The lead character of the story, Ichabod Crane is faced with the scary legend of The Headless Horseman upon meeting with Brom Bones, his rival with Katrina Van Tassel. The audience is also provided with a reasonable school teacher dealing with a famous creativity. This paradox could be determined as one of the major styles of the movie.
The setting of the story, the creepy town of Sleepy Hollow, has actually added to the horror of Ichabod, making it hard for him to remove the possibility that the story of the Headless Horseman holds true.
The story of the Horseman is not comprised by Brom but is a town legend, and he has actually effectively turned the story to his benefit. The very superstitious Ichabod is horrified as his method house from Katrina’s house is the very same path that the Headless Horseman takes.
He finds himself being hunted by the Horseman. As a schoolteacher, it is expected that his coherent thinking would not let him yield to such stories and be frightened by it.
His imagination is boundless and this leads him to believe the story of the Headless Horseman. Eventually, he becomes prey to the terrifying bait prepared by Brom. However, the film is tailored to be parallel to William Irving’s original story which embodies the witty and humorous style of the writer.

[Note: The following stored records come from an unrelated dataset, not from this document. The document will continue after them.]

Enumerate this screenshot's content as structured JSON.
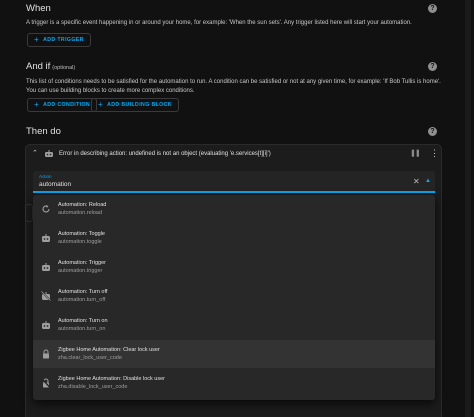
{
  "when": {
    "title": "When",
    "description": "A trigger is a specific event happening in or around your home, for example: 'When the sun sets'. Any trigger listed here will start your automation.",
    "add_trigger_label": "ADD TRIGGER",
    "help_icon": "help-icon"
  },
  "and_if": {
    "title": "And if",
    "optional_label": "(optional)",
    "description": "This list of conditions needs to be satisfied for the automation to run. A condition can be satisfied or not at any given time, for example: 'If Bob Tullis is home'. You can use building blocks to create more complex conditions.",
    "add_condition_label": "ADD CONDITION",
    "add_building_block_label": "ADD BUILDING BLOCK"
  },
  "then_do": {
    "title": "Then do",
    "action_card": {
      "error_text": "Error in describing action: undefined is not an object (evaluating 'e.services[t][i]')",
      "field_label": "Action",
      "field_value": "automation"
    },
    "options": [
      {
        "title": "Automation: Reload",
        "service": "automation.reload",
        "icon": "reload-icon"
      },
      {
        "title": "Automation: Toggle",
        "service": "automation.toggle",
        "icon": "robot-icon"
      },
      {
        "title": "Automation: Trigger",
        "service": "automation.trigger",
        "icon": "robot-icon"
      },
      {
        "title": "Automation: Turn off",
        "service": "automation.turn_off",
        "icon": "robot-off-icon"
      },
      {
        "title": "Automation: Turn on",
        "service": "automation.turn_on",
        "icon": "robot-icon"
      },
      {
        "title": "Zigbee Home Automation: Clear lock user",
        "service": "zha.clear_lock_user_code",
        "icon": "lock-icon"
      },
      {
        "title": "Zigbee Home Automation: Disable lock user",
        "service": "zha.disable_lock_user_code",
        "icon": "lock-icon"
      }
    ]
  },
  "colors": {
    "accent": "#03a9f4",
    "background": "#111111",
    "card": "#1c1c1c",
    "menu": "#282828"
  }
}
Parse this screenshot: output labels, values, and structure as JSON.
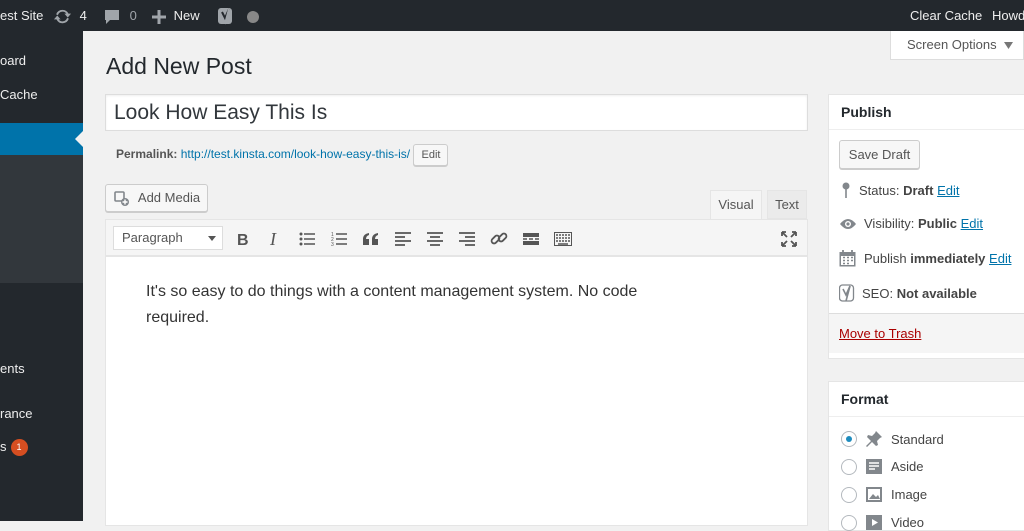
{
  "adminbar": {
    "site_name": "est Site",
    "updates_count": "4",
    "comments_count": "0",
    "new_label": "New",
    "clear_cache": "Clear Cache",
    "howdy": "Howd"
  },
  "sidebar": {
    "items": [
      {
        "label": "oard"
      },
      {
        "label": "Cache"
      },
      {
        "label": "ents"
      },
      {
        "label": "rance"
      },
      {
        "label": "s"
      }
    ],
    "plugins_badge": "1"
  },
  "screen_options": "Screen Options",
  "page_title": "Add New Post",
  "post": {
    "title": "Look How Easy This Is",
    "permalink_label": "Permalink:",
    "permalink_base": "http://test.kinsta.com/",
    "permalink_slug": "look-how-easy-this-is",
    "permalink_trailing": "/",
    "permalink_edit": "Edit",
    "content": "It's so easy to do things with a content management system. No code required."
  },
  "editor": {
    "add_media": "Add Media",
    "tab_visual": "Visual",
    "tab_text": "Text",
    "format_selected": "Paragraph"
  },
  "publish": {
    "heading": "Publish",
    "save_draft": "Save Draft",
    "status_label": "Status:",
    "status_value": "Draft",
    "visibility_label": "Visibility:",
    "visibility_value": "Public",
    "publish_label": "Publish",
    "publish_value": "immediately",
    "edit": "Edit",
    "seo_label": "SEO:",
    "seo_value": "Not available",
    "trash": "Move to Trash"
  },
  "format": {
    "heading": "Format",
    "options": [
      {
        "label": "Standard",
        "selected": true
      },
      {
        "label": "Aside",
        "selected": false
      },
      {
        "label": "Image",
        "selected": false
      },
      {
        "label": "Video",
        "selected": false
      }
    ]
  },
  "colors": {
    "adminbar": "#23282d",
    "accent": "#0073aa",
    "badge": "#d54e21",
    "trash": "#a00"
  }
}
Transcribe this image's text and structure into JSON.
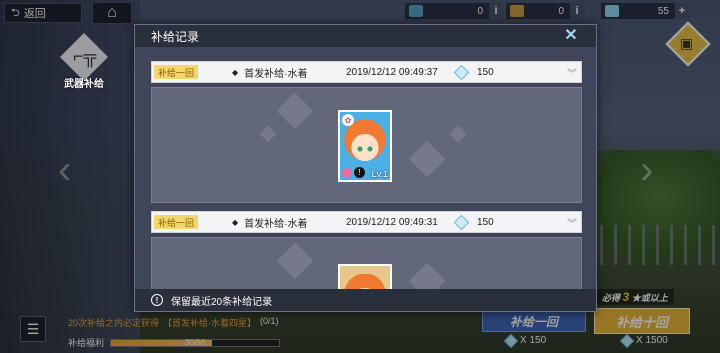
{
  "topbar": {
    "back_label": "返回",
    "resources": [
      {
        "name": "resource-1",
        "value": "0",
        "color": "#5aa4c8"
      },
      {
        "name": "resource-2",
        "value": "0",
        "color": "#c8a04a"
      },
      {
        "name": "resource-3",
        "value": "55",
        "color": "#8fd6ee"
      }
    ]
  },
  "left_tab": {
    "label": "武器补给"
  },
  "dialog": {
    "title": "补给记录",
    "footer_text": "保留最近20条补给记录",
    "records": [
      {
        "type": "补给一回",
        "pool": "首发补给·水着",
        "time": "2019/12/12 09:49:37",
        "cost": "150",
        "card_level": "Lv.1"
      },
      {
        "type": "补给一回",
        "pool": "首发补给·水着",
        "time": "2019/12/12 09:49:31",
        "cost": "150",
        "card_level": ""
      }
    ]
  },
  "bottom": {
    "info_prefix": "20次补给之内必定获得",
    "info_highlight": "【首发补给·水着四星】",
    "info_count": "(0/1)",
    "welfare_label": "补给福利",
    "welfare_progress_text": "30/50",
    "welfare_progress": 0.6,
    "guarantee_prefix": "必得",
    "guarantee_num": "3",
    "guarantee_suffix": "★或以上",
    "pull_one_label": "补给一回",
    "pull_ten_label": "补给十回",
    "pull_one_cost": "X 150",
    "pull_ten_cost": "X 1500"
  },
  "colors": {
    "accent_yellow": "#e7b43a",
    "accent_blue": "#3f66b6",
    "record_tag": "#f4d66e"
  }
}
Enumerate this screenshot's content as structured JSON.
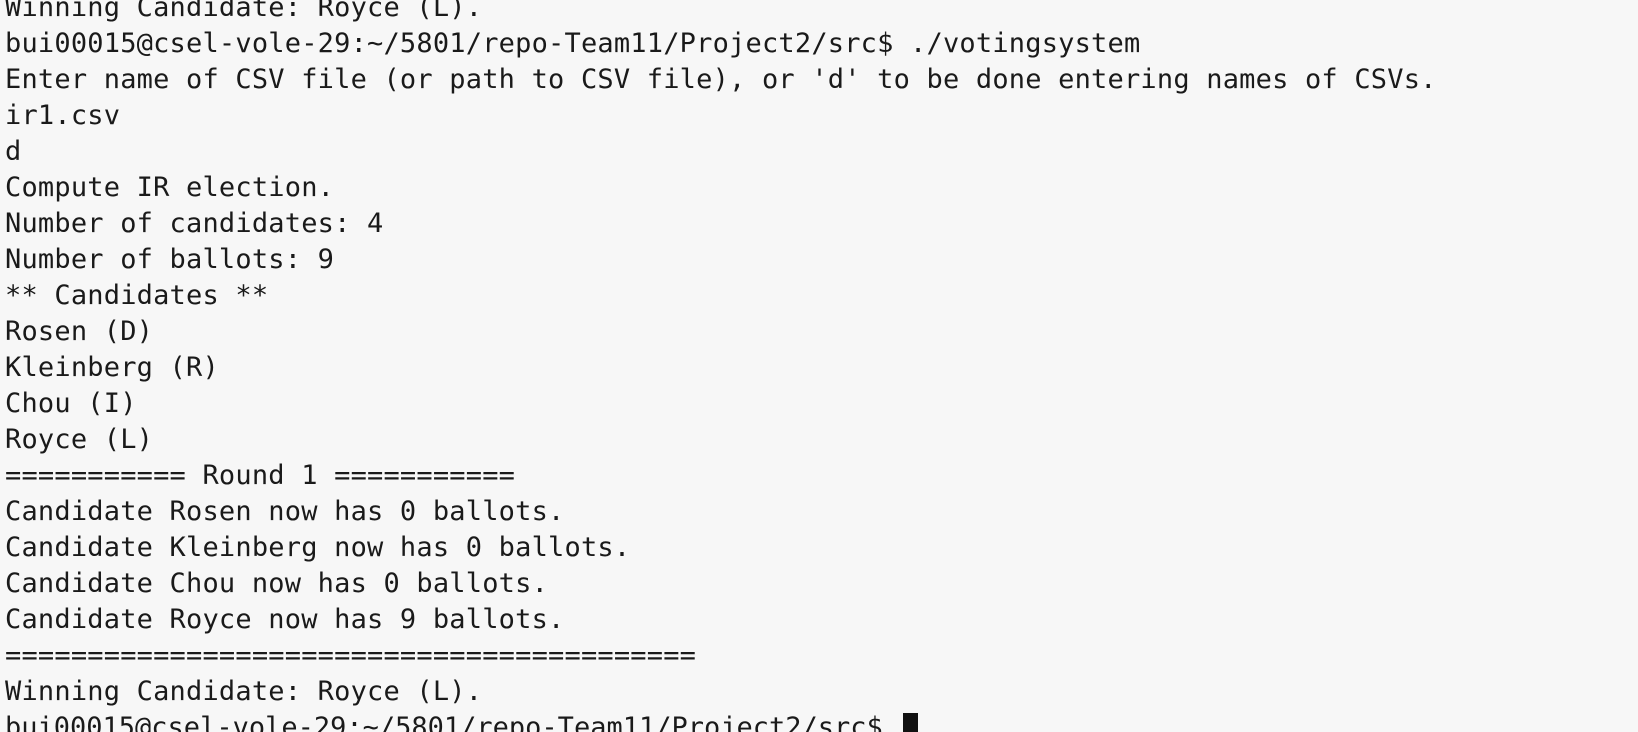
{
  "terminal": {
    "lines": [
      "Winning Candidate: Royce (L).",
      "bui00015@csel-vole-29:~/5801/repo-Team11/Project2/src$ ./votingsystem",
      "Enter name of CSV file (or path to CSV file), or 'd' to be done entering names of CSVs.",
      "ir1.csv",
      "d",
      "Compute IR election.",
      "Number of candidates: 4",
      "Number of ballots: 9",
      "** Candidates **",
      "Rosen (D)",
      "Kleinberg (R)",
      "Chou (I)",
      "Royce (L)",
      "=========== Round 1 ===========",
      "Candidate Rosen now has 0 ballots.",
      "Candidate Kleinberg now has 0 ballots.",
      "Candidate Chou now has 0 ballots.",
      "Candidate Royce now has 9 ballots.",
      "==========================================",
      "Winning Candidate: Royce (L)."
    ],
    "prompt": "bui00015@csel-vole-29:~/5801/repo-Team11/Project2/src$ "
  }
}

This style makes it enjoyable to watch the film and be taken by the thrilling chase of Ichabod by the Headless Horseman which diverted the attention from criticism of the confusion and insensibility of the lead character.
It is also expected that the audience are taken into the same place that Ichabod traverses and is chased by the Horseman. The place is depicted in a way that would draw people, most especially Ichabod Crane, into a sleepy and imaginary state. Work Cited The Legend of Sleepy Hollow. 1949. Disney.